Women with type-2 diabetes are 26 per cent more likely to develop AF than women without the condition, US research has suggested.
The researchers said that the findings highlight the importance of regular pulse rate checks among patients with diabetes.
They added that as cases of diabetes rise, AF may follow suit. AF is already the most common arrhythmia in the world.
For this study, 17,372 diabetes patients, with an average age of 58, were matched to a control group without the condition.
They were then followed for any signs of AF over the seven-year study period or until death.
During the study, people with diabetes were more likely than non-diabetes sufferers to develop AF. But after controlling for other risk factors such as obesity, high BP and age, the increased risk was only significant among women.
Women with diabetes were found to be 26 per cent more likely than non-diabetic patients to develop AF.
Lead researcher Dr Gregory Nichols, from the Kaiser Permanente centre for research in Portland, Oregon said: 'Unfortunately our study cannot address why we found a difference in men and women.
'Men with diabetes are also at a higher risk, but the association between the two conditions is not as strong.
'We do think, however, that when diabetes is present, clinicians should listen more carefully through stethoscopes, and ask about things like fatigue that might be indications of AF.'
North Yorkshire GP Dr Terry McCormack, former chairman of the Primary Care Cardiovascular Society, said GPs should be monitoring heart rate.
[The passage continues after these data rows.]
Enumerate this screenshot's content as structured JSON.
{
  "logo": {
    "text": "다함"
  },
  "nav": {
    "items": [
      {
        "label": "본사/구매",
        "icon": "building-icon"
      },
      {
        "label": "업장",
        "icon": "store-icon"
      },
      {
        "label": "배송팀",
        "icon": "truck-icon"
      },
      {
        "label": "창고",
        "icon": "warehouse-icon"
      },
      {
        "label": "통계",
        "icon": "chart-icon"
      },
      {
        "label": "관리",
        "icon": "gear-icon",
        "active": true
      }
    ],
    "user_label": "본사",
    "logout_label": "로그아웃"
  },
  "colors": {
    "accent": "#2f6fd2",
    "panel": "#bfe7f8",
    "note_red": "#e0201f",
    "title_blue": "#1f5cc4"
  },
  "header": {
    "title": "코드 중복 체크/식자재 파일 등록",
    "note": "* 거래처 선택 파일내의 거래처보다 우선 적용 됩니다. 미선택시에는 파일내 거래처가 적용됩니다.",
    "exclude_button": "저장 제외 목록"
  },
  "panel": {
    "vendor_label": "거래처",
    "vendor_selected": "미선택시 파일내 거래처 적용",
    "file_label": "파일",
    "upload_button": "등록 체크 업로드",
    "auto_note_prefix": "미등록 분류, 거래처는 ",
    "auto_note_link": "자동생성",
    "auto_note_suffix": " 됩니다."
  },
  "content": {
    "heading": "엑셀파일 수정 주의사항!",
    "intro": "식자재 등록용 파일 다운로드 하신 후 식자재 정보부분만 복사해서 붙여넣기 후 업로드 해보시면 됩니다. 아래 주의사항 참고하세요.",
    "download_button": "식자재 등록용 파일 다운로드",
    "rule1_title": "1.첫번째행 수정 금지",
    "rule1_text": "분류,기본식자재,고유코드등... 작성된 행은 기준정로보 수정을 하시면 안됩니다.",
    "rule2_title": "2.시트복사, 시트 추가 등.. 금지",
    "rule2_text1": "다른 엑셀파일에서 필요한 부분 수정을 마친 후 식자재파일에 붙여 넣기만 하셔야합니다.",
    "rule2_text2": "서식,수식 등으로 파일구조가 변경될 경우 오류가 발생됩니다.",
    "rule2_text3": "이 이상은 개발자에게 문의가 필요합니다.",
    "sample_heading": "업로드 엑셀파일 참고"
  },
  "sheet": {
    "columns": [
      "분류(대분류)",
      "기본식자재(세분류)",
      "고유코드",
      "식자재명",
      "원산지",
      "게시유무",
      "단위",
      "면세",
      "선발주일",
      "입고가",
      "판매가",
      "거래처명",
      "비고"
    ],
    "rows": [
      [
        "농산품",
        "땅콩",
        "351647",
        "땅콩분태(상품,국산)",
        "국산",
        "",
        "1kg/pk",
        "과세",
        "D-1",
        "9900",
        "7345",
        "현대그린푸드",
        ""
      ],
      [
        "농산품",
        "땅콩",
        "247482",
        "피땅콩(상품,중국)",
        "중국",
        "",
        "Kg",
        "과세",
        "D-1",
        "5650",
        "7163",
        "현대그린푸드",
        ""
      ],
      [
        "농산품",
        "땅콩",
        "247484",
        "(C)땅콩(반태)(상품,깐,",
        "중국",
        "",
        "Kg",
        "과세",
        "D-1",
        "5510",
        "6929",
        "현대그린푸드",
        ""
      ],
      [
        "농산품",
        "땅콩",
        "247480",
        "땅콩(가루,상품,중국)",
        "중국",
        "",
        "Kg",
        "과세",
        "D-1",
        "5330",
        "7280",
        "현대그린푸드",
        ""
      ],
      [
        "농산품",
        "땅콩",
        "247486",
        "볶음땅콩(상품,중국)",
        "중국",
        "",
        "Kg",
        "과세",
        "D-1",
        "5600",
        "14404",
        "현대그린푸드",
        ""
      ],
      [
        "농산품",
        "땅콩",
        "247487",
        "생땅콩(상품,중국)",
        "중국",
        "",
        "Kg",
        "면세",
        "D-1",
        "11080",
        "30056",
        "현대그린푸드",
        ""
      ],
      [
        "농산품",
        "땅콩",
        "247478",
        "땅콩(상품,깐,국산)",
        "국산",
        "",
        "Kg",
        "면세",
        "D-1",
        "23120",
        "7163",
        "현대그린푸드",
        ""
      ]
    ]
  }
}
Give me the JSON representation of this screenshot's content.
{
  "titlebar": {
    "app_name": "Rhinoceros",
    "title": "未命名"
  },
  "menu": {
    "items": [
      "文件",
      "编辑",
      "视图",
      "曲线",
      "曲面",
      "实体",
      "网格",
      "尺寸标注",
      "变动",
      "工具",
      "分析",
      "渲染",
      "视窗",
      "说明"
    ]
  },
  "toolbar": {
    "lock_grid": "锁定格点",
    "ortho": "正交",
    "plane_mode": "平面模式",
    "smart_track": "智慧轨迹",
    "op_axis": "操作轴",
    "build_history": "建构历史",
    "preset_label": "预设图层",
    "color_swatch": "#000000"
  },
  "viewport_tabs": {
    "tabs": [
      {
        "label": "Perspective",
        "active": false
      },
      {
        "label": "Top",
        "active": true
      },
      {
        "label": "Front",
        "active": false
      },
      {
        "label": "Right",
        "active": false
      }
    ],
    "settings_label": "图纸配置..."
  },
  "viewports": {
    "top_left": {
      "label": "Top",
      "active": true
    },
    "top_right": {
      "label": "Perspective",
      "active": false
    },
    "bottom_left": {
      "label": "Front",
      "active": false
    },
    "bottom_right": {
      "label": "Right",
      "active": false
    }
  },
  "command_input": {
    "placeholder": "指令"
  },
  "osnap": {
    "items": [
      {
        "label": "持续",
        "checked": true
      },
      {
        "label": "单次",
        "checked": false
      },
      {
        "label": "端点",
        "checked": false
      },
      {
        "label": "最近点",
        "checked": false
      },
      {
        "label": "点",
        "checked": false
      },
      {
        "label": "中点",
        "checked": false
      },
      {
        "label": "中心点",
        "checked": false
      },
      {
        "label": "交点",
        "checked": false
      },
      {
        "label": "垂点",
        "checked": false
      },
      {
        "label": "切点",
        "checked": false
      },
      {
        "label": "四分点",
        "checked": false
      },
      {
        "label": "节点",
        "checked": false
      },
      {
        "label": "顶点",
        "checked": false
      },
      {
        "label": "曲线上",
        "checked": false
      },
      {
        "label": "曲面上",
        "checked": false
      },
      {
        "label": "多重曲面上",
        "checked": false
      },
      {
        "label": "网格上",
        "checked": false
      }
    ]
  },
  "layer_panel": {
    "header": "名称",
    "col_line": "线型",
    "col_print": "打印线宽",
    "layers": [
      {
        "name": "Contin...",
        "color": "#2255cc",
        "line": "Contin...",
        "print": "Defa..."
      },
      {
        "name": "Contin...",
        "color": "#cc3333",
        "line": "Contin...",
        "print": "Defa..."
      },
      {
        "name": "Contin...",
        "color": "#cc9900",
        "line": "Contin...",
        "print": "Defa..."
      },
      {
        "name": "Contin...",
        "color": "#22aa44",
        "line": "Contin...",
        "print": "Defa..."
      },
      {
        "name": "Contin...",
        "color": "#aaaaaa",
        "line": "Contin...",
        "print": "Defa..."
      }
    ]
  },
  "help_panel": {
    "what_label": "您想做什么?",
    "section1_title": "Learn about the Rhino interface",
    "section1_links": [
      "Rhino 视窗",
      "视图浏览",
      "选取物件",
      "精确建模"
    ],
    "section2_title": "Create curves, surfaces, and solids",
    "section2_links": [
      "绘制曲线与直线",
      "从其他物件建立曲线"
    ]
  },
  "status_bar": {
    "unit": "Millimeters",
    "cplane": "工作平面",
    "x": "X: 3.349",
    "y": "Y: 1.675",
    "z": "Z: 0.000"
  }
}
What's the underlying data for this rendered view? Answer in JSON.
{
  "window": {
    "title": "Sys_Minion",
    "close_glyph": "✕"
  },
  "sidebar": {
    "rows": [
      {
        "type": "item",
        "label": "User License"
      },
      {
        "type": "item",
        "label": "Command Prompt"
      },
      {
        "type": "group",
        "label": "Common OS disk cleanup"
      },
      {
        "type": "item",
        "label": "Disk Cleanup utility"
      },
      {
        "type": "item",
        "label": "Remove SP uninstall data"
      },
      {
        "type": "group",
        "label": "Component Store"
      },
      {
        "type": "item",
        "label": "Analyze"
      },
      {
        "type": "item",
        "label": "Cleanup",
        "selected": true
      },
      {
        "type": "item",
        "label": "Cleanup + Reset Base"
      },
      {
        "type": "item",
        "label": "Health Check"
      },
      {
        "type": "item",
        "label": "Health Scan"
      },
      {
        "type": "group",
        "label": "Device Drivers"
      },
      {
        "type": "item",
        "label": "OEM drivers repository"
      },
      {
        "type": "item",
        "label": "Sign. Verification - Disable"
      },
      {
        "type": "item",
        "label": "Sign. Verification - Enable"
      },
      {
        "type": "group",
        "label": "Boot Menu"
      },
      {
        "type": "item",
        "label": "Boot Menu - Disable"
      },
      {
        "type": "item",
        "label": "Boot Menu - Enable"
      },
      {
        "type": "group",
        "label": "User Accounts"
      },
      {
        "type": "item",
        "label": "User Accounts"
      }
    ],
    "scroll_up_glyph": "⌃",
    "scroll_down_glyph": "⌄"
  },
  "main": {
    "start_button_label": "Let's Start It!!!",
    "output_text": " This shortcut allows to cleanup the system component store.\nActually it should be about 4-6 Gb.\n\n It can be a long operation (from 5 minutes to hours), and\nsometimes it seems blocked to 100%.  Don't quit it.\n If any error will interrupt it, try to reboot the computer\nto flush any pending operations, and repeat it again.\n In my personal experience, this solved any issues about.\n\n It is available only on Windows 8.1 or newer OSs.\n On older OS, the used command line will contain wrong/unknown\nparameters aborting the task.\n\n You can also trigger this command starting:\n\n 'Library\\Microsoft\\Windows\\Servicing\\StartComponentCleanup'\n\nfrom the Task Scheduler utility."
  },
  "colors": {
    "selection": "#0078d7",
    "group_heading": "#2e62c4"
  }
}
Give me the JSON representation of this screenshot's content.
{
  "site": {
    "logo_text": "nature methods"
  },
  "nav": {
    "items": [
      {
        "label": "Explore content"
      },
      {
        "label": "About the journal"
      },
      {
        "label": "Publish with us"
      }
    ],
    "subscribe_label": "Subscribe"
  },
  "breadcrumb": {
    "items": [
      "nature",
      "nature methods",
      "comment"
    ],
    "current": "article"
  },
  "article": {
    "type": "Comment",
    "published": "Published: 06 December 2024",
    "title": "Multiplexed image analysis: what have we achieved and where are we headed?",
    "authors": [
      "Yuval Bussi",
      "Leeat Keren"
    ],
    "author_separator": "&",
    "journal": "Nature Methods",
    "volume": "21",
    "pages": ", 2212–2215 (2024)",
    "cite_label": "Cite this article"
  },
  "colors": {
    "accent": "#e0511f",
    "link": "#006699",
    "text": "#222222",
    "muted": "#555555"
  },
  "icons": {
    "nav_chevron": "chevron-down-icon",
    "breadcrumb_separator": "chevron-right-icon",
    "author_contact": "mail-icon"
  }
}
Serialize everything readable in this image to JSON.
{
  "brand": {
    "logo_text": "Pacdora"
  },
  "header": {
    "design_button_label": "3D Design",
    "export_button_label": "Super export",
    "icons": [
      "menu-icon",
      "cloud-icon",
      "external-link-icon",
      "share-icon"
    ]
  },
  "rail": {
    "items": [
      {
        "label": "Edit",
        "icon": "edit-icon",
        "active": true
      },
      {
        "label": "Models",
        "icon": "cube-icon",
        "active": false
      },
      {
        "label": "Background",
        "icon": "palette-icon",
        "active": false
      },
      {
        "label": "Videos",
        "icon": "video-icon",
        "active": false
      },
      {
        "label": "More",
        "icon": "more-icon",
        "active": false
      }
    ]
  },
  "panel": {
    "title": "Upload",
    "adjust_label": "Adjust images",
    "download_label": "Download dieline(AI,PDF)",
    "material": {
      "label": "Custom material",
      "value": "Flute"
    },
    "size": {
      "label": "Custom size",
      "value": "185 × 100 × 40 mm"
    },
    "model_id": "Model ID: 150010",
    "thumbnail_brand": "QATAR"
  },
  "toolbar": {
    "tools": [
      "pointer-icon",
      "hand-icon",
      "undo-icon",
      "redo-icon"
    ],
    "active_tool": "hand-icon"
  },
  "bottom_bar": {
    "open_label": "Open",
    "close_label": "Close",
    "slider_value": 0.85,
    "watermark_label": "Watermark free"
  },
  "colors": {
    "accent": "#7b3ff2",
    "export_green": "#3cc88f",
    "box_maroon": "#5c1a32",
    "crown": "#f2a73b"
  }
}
'A pulse check, including recording of rate and rhythm, should be a QOF requirement for all patients with long-term conditions,' he said.